- _WORK TASK_
Look for "title" in the records and copy every line that has it.

*** Block opens ***

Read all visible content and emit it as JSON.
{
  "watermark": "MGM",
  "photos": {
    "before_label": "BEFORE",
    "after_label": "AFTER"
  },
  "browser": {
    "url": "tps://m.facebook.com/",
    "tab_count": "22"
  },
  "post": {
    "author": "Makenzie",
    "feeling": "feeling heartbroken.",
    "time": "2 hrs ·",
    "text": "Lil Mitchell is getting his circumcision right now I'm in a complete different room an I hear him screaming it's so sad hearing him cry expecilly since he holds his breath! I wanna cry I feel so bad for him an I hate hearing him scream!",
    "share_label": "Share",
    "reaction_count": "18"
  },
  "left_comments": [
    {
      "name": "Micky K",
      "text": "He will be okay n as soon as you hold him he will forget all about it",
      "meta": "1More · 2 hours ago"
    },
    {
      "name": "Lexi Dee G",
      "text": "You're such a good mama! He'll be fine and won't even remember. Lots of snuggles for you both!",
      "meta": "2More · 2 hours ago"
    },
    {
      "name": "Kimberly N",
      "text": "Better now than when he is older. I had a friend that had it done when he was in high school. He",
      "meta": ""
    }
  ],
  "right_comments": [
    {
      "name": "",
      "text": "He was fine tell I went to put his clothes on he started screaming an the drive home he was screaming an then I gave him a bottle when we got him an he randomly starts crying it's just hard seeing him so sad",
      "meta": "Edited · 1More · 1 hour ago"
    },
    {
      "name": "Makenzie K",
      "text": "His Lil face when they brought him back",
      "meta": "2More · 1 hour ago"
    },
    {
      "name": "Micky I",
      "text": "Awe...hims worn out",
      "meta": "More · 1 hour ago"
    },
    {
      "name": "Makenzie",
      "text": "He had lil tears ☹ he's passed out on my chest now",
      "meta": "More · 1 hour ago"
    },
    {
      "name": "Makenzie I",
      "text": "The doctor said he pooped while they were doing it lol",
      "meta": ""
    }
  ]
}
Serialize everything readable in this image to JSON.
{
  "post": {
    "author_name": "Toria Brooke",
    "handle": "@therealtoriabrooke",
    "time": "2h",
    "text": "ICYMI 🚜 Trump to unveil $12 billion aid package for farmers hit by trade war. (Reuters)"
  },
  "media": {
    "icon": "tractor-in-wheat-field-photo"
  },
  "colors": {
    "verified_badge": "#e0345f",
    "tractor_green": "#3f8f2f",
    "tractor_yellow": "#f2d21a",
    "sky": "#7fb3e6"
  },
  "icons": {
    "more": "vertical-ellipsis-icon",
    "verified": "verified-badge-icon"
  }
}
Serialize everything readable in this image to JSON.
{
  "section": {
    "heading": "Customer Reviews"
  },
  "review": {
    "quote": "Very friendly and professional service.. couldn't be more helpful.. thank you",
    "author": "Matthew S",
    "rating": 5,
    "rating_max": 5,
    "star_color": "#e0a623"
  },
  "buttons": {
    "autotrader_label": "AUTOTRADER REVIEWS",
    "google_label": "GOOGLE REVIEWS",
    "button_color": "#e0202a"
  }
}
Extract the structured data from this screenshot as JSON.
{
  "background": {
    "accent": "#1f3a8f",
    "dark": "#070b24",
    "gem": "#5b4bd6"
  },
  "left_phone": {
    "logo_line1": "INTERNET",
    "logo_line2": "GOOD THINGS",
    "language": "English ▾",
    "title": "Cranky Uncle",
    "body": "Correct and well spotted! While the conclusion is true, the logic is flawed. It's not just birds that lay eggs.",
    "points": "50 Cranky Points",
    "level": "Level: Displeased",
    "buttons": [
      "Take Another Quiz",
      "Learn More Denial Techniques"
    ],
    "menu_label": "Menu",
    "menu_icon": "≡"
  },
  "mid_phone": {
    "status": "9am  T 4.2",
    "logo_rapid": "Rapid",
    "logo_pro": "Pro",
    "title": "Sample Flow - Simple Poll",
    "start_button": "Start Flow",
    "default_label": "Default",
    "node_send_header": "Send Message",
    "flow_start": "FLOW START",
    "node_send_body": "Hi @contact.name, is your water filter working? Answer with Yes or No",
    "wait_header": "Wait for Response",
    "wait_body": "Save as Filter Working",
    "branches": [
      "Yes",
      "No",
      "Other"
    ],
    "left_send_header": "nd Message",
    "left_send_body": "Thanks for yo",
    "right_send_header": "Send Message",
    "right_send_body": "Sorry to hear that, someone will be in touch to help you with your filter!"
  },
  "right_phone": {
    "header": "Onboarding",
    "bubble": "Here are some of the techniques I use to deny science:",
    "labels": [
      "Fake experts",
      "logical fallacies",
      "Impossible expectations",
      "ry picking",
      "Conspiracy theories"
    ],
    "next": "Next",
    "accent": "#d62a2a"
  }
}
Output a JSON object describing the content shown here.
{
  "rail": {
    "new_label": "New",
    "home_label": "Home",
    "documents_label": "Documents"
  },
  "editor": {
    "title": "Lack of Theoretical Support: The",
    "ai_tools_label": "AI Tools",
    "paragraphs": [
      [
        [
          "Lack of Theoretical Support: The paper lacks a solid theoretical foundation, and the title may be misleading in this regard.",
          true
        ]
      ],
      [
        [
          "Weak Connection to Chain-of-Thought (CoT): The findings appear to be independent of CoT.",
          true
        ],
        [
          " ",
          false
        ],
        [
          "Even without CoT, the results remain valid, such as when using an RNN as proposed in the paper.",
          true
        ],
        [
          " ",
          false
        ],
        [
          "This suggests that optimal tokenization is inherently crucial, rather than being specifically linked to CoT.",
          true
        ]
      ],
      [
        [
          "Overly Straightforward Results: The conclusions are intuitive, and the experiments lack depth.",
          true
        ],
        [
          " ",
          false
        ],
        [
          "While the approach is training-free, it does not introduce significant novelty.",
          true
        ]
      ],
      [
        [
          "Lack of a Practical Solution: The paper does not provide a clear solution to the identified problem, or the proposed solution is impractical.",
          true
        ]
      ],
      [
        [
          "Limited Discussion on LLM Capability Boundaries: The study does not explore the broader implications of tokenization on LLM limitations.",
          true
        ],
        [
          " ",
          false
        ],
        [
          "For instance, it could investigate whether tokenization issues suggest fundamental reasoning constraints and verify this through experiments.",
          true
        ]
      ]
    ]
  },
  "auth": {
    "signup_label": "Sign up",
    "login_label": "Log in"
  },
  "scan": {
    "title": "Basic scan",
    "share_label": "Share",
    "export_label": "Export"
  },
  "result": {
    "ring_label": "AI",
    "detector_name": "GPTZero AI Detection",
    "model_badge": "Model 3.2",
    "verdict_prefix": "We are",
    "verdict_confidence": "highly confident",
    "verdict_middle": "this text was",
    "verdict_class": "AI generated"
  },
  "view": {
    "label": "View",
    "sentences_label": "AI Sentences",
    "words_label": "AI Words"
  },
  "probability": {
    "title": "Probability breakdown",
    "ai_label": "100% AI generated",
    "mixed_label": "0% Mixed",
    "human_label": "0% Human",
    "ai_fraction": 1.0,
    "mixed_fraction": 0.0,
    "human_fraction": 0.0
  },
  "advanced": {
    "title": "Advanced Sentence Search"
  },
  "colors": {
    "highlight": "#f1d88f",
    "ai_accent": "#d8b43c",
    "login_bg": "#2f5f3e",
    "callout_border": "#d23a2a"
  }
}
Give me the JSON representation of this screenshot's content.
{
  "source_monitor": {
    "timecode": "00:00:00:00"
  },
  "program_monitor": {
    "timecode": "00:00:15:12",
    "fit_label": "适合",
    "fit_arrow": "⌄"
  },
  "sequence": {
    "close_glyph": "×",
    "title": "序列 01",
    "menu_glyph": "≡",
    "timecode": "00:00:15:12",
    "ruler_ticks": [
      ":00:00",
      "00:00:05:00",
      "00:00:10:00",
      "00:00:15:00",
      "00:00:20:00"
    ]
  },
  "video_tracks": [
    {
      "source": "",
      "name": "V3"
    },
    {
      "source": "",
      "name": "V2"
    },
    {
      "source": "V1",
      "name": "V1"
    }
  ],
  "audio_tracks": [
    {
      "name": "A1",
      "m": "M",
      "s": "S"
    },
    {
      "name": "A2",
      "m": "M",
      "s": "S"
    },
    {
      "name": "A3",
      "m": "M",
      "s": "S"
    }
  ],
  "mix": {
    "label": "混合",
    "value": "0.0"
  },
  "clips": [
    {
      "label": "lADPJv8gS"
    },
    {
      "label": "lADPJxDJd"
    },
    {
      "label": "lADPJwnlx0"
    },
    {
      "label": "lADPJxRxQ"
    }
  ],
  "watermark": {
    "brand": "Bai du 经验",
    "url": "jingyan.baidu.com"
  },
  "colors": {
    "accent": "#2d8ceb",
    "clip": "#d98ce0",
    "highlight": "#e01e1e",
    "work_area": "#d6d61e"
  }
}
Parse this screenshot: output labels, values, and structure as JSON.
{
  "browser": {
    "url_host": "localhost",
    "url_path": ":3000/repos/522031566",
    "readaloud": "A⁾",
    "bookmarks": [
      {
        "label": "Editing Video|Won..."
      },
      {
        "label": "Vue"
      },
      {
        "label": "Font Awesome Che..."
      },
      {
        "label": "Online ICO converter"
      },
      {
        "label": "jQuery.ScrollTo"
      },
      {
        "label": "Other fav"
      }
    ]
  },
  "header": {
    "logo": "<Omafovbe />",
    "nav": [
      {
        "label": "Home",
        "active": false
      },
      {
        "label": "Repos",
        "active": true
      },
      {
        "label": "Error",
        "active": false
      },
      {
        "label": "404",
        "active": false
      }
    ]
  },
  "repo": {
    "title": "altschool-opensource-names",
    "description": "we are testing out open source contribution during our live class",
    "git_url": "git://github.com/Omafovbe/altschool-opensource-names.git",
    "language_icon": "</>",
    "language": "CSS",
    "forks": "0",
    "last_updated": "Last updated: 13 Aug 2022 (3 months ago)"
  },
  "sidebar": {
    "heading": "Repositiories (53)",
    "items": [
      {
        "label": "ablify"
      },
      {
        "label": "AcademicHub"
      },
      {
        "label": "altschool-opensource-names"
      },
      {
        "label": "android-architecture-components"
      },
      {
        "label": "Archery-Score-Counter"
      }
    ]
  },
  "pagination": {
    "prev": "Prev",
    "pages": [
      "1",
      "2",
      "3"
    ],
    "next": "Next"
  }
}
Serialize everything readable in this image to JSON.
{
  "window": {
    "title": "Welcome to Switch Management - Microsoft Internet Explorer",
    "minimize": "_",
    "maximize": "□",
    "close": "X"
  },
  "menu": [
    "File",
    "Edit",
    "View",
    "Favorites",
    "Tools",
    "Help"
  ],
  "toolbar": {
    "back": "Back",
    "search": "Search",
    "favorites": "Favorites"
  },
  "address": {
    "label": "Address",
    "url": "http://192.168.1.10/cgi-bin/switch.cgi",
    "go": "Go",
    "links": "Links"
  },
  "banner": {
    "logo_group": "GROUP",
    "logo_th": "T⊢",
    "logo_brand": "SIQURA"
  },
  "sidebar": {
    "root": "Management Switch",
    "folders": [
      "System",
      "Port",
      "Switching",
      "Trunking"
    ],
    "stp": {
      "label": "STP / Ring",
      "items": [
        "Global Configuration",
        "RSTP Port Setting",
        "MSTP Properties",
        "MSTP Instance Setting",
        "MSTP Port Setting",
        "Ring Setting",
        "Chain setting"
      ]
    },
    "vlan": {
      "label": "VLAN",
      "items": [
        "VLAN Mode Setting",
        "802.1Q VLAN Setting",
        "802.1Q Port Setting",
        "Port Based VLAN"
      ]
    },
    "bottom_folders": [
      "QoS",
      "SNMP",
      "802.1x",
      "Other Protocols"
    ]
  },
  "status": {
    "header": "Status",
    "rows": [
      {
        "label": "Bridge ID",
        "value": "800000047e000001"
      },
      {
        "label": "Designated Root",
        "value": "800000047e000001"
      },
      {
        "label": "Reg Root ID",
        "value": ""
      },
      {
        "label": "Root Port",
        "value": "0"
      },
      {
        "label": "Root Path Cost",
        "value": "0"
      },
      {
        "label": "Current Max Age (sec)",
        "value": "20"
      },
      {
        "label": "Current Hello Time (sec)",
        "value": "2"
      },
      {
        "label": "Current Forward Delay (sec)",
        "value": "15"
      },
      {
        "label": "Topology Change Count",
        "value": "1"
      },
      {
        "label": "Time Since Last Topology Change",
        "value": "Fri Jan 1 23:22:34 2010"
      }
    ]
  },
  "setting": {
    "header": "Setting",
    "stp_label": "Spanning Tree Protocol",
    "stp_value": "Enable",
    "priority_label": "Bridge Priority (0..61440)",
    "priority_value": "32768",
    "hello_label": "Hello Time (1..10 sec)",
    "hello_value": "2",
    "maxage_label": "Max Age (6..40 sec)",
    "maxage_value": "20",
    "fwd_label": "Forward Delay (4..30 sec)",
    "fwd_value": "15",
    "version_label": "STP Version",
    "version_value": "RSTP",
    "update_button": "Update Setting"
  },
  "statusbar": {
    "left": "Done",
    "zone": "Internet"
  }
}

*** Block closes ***

- _TASK SOLUTION_
    "title": "Cranky Uncle",
    "title": "Sample Flow - Simple Poll",
    "title": "Lack of Theoretical Support: The",
          "Lack of Theoretical Support: The paper lacks a solid theoretical foundation, and the title may be misleading in this regard.",
    "title": "Basic scan",
    "title": "Probability breakdown",
    "title": "Advanced Sentence Search"
    "title": "序列 01",
    "title": "altschool-opensource-names",
    "title": "Welcome to Switch Management - Microsoft Internet Explorer",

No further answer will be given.